### ACTION ITEM
The number of lines in the entries below holding the word "title" is all that is needed here.

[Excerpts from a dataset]
------------------------------------------------
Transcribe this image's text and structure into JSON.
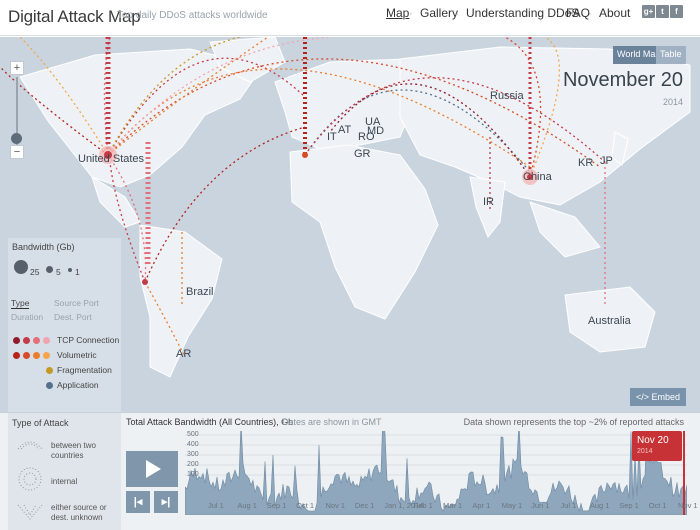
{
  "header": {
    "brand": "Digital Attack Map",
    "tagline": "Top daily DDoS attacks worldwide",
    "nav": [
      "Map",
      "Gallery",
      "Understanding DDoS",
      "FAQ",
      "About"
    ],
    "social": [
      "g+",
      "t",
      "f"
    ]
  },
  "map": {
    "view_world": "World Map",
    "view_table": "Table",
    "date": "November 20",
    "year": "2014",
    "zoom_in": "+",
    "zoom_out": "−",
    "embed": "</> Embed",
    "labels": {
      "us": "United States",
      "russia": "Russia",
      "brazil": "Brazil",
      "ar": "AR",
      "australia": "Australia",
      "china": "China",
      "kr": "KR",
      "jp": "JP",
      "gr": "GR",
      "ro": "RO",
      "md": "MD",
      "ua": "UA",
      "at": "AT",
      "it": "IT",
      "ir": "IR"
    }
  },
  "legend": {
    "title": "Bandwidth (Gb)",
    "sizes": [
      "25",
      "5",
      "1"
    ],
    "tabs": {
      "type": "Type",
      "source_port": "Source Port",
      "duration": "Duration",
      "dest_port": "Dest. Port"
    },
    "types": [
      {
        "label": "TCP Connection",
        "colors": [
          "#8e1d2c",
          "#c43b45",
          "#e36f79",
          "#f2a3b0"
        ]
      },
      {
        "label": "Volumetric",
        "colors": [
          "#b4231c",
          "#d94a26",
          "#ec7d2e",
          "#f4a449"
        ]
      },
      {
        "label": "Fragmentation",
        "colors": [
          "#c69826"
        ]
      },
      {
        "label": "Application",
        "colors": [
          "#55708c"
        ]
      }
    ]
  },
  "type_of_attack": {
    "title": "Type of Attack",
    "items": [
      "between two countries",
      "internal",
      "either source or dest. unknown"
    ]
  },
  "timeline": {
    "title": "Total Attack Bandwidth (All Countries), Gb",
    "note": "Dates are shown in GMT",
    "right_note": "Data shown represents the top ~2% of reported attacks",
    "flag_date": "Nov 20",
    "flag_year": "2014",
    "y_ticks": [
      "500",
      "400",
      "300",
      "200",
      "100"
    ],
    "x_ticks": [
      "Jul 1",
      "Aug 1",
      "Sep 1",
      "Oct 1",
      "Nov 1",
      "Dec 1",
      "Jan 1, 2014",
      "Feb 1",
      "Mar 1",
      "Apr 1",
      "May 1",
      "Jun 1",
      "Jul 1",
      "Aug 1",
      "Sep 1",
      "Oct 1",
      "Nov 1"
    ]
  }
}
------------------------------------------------
### FINISHED EXERCISE
3